*What the task requires*: Once you have read the records, write them out again exactly.

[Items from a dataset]
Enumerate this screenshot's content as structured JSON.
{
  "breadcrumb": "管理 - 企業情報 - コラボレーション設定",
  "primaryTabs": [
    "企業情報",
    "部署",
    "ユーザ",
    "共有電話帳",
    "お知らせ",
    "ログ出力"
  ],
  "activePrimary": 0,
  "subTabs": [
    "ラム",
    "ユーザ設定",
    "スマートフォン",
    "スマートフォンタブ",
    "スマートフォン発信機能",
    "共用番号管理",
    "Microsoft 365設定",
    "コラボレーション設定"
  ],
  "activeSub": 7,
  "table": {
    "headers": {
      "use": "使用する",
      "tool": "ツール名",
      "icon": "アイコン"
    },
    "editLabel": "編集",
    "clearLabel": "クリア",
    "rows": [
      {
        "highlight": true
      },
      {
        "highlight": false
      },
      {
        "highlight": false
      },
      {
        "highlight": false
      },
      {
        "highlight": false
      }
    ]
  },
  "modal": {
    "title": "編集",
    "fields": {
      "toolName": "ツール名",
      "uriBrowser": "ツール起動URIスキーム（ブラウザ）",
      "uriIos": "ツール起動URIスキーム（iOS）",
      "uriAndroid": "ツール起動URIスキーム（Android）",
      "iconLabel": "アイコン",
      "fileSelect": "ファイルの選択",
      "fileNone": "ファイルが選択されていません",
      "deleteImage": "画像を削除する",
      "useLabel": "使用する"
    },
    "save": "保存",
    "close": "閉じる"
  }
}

*Problem solution*:
Enumerate this screenshot's content as structured JSON.
{
  "breadcrumb": "管理 - 企業情報 - コラボレーション設定",
  "primaryTabs": [
    "企業情報",
    "部署",
    "ユーザ",
    "共有電話帳",
    "お知らせ",
    "ログ出力"
  ],
  "activePrimary": 0,
  "subTabs": [
    "ラム",
    "ユーザ設定",
    "スマートフォン",
    "スマートフォンタブ",
    "スマートフォン発信機能",
    "共用番号管理",
    "Microsoft 365設定",
    "コラボレーション設定"
  ],
  "activeSub": 7,
  "table": {
    "headers": {
      "use": "使用する",
      "tool": "ツール名",
      "icon": "アイコン"
    },
    "editLabel": "編集",
    "clearLabel": "クリア",
    "rows": [
      {
        "highlight": true
      },
      {
        "highlight": false
      },
      {
        "highlight": false
      },
      {
        "highlight": false
      },
      {
        "highlight": false
      }
    ]
  },
  "modal": {
    "title": "編集",
    "fields": {
      "toolName": "ツール名",
      "uriBrowser": "ツール起動URIスキーム（ブラウザ）",
      "uriIos": "ツール起動URIスキーム（iOS）",
      "uriAndroid": "ツール起動URIスキーム（Android）",
      "iconLabel": "アイコン",
      "fileSelect": "ファイルの選択",
      "fileNone": "ファイルが選択されていません",
      "deleteImage": "画像を削除する",
      "useLabel": "使用する"
    },
    "save": "保存",
    "close": "閉じる"
  }
}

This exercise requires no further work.